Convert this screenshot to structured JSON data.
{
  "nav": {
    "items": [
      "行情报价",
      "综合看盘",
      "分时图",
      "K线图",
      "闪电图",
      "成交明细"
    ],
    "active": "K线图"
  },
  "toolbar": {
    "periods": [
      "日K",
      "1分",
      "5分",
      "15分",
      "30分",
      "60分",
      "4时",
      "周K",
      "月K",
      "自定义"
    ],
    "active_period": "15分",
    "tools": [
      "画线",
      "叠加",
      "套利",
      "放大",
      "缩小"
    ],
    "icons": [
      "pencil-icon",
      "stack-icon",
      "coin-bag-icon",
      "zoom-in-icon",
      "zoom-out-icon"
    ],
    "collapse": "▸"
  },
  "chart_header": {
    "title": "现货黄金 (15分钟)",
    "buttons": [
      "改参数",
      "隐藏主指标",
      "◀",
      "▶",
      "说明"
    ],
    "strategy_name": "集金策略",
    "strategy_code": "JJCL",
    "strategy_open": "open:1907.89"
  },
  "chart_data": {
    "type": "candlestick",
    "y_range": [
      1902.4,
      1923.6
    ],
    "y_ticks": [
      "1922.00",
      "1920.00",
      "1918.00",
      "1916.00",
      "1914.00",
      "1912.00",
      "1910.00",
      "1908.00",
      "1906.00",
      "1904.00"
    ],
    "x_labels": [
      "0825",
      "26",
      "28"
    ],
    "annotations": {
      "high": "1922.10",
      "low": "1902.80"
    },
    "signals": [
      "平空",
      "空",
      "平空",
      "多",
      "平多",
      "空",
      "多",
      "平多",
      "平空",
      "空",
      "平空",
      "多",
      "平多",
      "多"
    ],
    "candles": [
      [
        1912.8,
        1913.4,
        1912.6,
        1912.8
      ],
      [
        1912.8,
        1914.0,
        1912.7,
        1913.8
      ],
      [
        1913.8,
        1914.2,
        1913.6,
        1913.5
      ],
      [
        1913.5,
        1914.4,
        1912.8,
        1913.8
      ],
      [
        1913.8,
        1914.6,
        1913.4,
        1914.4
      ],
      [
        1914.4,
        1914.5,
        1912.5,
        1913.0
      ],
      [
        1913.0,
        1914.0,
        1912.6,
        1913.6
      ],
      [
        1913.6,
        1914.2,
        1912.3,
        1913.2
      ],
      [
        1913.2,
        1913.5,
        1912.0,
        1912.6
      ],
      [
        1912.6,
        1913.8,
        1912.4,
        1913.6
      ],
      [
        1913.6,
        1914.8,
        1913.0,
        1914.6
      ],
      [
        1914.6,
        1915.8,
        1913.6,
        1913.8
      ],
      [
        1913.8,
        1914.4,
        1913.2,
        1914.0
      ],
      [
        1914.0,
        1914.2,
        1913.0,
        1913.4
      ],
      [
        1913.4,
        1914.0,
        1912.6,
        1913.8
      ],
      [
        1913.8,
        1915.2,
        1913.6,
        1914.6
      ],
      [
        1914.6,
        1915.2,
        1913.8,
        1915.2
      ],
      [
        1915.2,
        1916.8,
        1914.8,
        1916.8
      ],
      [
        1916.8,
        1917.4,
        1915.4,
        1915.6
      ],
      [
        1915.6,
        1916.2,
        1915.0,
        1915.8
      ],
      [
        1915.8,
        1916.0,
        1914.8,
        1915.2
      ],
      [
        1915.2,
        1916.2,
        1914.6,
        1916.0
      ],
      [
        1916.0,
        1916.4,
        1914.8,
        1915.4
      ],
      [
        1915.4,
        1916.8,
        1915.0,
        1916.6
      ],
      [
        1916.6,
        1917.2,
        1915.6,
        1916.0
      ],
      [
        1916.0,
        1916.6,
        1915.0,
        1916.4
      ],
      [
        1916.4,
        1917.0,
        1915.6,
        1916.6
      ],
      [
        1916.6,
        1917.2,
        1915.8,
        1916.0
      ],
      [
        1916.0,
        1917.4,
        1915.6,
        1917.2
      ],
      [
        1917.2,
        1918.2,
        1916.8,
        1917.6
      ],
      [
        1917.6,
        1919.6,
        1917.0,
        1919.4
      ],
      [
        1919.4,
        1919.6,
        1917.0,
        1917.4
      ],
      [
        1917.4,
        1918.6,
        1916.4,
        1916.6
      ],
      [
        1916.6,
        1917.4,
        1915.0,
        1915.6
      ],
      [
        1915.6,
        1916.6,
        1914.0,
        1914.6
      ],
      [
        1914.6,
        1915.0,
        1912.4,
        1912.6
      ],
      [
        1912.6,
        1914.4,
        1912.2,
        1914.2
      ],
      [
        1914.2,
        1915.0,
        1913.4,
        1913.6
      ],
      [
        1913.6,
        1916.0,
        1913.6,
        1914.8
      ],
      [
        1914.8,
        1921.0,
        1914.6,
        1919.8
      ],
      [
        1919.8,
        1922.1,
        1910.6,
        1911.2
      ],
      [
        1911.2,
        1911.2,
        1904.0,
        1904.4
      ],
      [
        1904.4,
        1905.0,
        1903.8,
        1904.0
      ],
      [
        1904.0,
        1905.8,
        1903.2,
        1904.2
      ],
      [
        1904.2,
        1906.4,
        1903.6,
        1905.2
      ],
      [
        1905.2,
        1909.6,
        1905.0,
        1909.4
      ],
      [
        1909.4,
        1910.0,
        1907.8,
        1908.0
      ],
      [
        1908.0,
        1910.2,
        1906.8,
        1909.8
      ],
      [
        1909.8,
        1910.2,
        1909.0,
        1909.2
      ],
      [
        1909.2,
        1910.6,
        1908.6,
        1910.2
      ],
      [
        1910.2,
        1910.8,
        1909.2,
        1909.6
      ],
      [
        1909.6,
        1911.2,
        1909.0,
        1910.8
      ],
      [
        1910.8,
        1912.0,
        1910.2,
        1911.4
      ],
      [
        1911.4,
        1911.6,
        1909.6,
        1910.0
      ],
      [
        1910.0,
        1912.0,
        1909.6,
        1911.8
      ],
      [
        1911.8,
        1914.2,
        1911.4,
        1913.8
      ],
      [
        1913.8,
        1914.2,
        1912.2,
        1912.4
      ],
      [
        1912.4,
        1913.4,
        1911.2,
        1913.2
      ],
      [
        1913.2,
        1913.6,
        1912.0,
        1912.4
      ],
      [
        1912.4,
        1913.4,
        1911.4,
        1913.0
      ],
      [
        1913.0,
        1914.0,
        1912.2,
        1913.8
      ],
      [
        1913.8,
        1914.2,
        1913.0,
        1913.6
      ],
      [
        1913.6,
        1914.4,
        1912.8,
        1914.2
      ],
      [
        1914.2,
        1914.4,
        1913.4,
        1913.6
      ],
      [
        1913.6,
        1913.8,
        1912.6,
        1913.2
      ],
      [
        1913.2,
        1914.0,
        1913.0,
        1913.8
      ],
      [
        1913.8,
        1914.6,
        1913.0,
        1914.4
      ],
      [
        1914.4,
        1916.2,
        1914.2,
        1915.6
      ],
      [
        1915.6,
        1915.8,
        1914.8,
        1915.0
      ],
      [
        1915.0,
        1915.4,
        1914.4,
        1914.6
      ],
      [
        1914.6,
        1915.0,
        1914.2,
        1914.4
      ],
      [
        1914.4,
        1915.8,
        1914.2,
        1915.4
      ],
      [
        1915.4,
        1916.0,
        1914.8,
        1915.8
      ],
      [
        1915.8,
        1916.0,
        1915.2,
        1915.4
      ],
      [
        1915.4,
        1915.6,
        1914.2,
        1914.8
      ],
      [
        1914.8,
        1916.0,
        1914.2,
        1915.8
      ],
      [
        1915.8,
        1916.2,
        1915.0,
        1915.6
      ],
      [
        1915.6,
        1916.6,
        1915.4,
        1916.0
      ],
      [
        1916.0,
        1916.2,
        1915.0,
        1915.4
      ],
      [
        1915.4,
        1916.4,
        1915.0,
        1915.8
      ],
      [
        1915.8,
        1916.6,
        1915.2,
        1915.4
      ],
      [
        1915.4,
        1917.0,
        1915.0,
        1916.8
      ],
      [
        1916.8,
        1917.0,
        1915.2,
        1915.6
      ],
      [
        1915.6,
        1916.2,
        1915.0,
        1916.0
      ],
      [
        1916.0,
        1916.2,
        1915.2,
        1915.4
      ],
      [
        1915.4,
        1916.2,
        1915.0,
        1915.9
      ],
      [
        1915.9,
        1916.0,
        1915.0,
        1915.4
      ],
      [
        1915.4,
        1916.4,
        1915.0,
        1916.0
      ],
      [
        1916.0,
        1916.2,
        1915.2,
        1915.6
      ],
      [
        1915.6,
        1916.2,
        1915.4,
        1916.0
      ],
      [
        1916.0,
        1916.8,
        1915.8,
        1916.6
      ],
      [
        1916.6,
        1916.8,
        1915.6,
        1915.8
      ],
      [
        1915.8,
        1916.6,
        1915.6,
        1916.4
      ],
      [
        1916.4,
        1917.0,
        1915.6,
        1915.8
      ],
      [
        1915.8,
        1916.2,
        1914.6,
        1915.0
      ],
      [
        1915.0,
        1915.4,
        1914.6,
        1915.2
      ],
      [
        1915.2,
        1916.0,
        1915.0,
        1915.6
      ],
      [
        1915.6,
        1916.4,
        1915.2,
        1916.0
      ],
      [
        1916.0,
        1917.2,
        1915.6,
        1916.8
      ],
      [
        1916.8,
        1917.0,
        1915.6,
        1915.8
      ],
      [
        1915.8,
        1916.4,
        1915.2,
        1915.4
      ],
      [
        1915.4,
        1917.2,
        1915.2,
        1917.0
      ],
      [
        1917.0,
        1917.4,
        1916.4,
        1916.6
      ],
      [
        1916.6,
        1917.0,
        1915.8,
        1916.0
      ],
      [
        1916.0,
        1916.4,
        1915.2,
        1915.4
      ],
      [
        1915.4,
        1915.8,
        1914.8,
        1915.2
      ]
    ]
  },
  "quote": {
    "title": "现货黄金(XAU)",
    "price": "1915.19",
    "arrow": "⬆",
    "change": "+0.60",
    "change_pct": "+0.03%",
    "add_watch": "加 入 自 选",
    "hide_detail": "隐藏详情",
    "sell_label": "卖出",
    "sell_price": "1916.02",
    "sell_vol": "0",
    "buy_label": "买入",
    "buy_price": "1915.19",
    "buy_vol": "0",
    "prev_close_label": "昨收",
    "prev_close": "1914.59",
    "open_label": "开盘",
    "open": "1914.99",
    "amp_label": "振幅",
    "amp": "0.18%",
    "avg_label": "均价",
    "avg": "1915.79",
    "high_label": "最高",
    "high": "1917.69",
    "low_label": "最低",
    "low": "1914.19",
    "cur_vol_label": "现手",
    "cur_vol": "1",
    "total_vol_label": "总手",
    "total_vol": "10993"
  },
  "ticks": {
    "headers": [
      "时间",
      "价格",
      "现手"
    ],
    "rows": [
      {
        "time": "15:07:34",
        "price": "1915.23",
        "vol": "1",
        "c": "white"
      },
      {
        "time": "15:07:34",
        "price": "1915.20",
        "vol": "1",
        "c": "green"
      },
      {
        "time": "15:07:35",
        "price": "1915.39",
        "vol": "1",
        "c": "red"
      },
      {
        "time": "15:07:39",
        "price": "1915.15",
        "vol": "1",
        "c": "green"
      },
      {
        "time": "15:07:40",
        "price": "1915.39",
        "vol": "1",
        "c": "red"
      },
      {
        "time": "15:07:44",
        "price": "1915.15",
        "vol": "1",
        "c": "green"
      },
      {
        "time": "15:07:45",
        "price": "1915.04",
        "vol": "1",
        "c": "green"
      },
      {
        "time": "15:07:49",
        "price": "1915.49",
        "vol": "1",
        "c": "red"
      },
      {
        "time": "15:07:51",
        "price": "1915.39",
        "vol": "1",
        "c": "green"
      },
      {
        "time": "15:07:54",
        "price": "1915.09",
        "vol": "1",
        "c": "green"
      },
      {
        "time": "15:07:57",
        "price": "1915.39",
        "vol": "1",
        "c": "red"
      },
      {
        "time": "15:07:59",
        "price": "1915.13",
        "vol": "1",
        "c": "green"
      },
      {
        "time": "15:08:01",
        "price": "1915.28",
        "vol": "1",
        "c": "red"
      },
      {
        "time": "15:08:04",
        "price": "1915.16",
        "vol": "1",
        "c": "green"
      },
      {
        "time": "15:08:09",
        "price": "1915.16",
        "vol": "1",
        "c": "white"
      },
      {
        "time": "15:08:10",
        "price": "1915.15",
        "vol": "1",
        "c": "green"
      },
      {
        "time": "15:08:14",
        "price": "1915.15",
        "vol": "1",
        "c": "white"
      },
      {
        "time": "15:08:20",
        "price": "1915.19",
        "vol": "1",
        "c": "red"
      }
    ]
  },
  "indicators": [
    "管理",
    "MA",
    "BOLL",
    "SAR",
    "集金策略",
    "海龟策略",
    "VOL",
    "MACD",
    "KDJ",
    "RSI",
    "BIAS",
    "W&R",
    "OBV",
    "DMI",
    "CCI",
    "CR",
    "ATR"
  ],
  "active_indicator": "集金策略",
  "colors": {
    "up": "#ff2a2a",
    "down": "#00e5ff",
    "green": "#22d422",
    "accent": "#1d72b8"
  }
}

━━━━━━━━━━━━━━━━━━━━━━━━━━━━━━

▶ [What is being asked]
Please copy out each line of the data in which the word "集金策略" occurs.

▶ [Your solution]
    "strategy_name": "集金策略",
    "集金策略",
  "active_indicator": "集金策略",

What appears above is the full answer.